For the past three years, the British company Russell IPM, specialist in integrated pest management solutions, has been running a project which has led to a Government-sponsored programme, starting in January 2015, for the testing of a new solution that will help tackle a wide range of fruit flies.
Dr Shakir Al Zaidi of Russell IPM explains, “fruit flies are a big problem because they attack the fruit at the ripening level, which limits the amount of pesticides that can be used for control.” Another issue is that current methods of control are expensive and small growers cannot benefit from them.
Dr Al Zaidi affirms that consequently, their goal was to find a suitable solution for the problem on a small-scale level, without resorting to spray, thus allowing for a residue-free production. “We looked at current technology on the market, and we reached the conclusion that the solutions available were all just half solutions, not providing the control the grower needs.”
“We made a few discoveries,” continues Dr Al Zaidi, “and based on that, we developed a system of attracting and killing the male and female separately, using a dispenser, and we saw an improvement in the performance. The best results have been achieved by attracting the males at the edge of the farm and the females at the centre, as the males usually arrive first.”
The implementation of this new innovative system has made it possible to reach a 95 to 97% protection rate without a single chemical spray application. “Currently our best system requires 200 pieces per hectare, which we aim to reduce to 50 around the border and 100 within the hectare, and this single application could work for up to four months,” explains Dr Al Zaidi. “It’s a very simple technology, but it makes a huge difference.”

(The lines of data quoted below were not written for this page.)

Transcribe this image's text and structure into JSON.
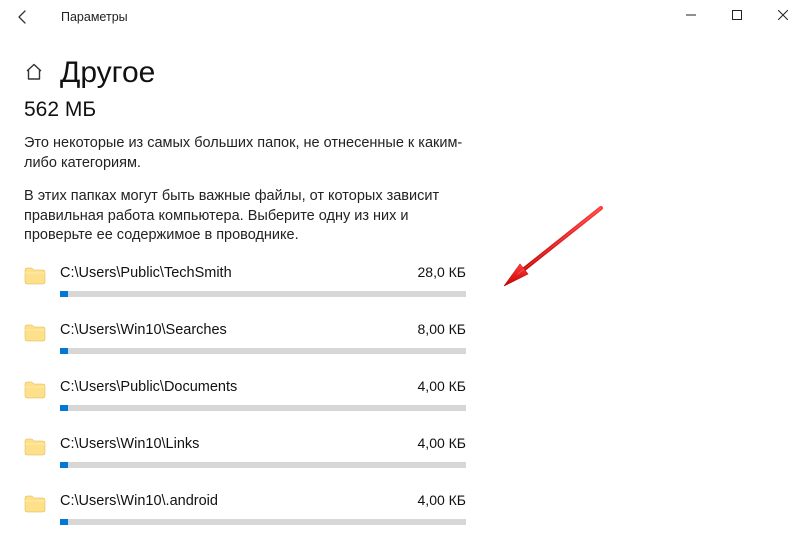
{
  "window": {
    "title": "Параметры"
  },
  "page": {
    "heading": "Другое",
    "total_size": "562 МБ",
    "desc1": "Это некоторые из самых больших папок, не отнесенные к каким-либо категориям.",
    "desc2": "В этих папках могут быть важные файлы, от которых зависит правильная работа компьютера. Выберите одну из них и проверьте ее содержимое в проводнике."
  },
  "folders": [
    {
      "path": "C:\\Users\\Public\\TechSmith",
      "size": "28,0 КБ",
      "fill_pct": 2
    },
    {
      "path": "C:\\Users\\Win10\\Searches",
      "size": "8,00 КБ",
      "fill_pct": 2
    },
    {
      "path": "C:\\Users\\Public\\Documents",
      "size": "4,00 КБ",
      "fill_pct": 2
    },
    {
      "path": "C:\\Users\\Win10\\Links",
      "size": "4,00 КБ",
      "fill_pct": 2
    },
    {
      "path": "C:\\Users\\Win10\\.android",
      "size": "4,00 КБ",
      "fill_pct": 2
    }
  ]
}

The system has already been tested on peaches and citrus in Tunisia, citrus in Turkey, apricots in Iraq, peaches in Jordan, mangoes in Saudi Arabia and this year trials will also be conducted on citrus in Iraq. “In Egypt we have a very interesting situation, as there is a clash between the Ceratitis capitata (from the north) and the Bactrocera zonata (from the south), and in parts with a mixed population, control becomes very difficult. We tested the solution in an area where both are fighting for dominance and we achieved a fantastic result.”
Performance is also good against the cucurbit fruit fly and could technically be used against any other fruit fly species by changing the male-specific attractant, which, according to Dr Al Zaidi, is the reason the British Government’s innovation agency, Innovate UK, is funding demonstrations of the concept in four countries: Tanzania, Kenya, Bangladesh and Nepal. “The goal is to provide a solution that will allow small growers to access the export market, but it is not limited to them, as it will also allow for better control in larger farms.”

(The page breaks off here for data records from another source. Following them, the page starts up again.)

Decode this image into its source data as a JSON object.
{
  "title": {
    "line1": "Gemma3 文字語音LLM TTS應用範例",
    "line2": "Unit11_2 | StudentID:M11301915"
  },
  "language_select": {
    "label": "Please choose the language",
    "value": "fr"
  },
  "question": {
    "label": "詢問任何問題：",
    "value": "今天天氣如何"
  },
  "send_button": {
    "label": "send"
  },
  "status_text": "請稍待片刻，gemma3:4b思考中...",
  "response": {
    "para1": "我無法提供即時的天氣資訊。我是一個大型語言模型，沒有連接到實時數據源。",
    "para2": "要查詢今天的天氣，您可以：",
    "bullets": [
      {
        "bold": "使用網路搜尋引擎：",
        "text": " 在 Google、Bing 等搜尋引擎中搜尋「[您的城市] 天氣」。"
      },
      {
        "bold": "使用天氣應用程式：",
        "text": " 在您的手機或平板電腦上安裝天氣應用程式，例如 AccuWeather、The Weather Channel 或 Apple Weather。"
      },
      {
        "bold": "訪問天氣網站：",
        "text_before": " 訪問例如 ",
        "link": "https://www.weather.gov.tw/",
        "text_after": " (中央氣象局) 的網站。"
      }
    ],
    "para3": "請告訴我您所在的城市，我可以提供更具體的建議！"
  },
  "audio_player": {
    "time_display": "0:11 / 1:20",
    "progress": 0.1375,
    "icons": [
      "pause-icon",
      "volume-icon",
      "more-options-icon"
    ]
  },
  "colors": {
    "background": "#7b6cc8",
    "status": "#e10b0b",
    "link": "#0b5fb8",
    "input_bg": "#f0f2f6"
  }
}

Russell IPM is happy to provide any interested growers, exporters or cooperatives around the world with the necessary material to test the system on one hectare, along with a protocol and advice for its application. “We will also talk with them about the future commercialization of the product in their countries,” concludes Dr Shakir Al Zaidi.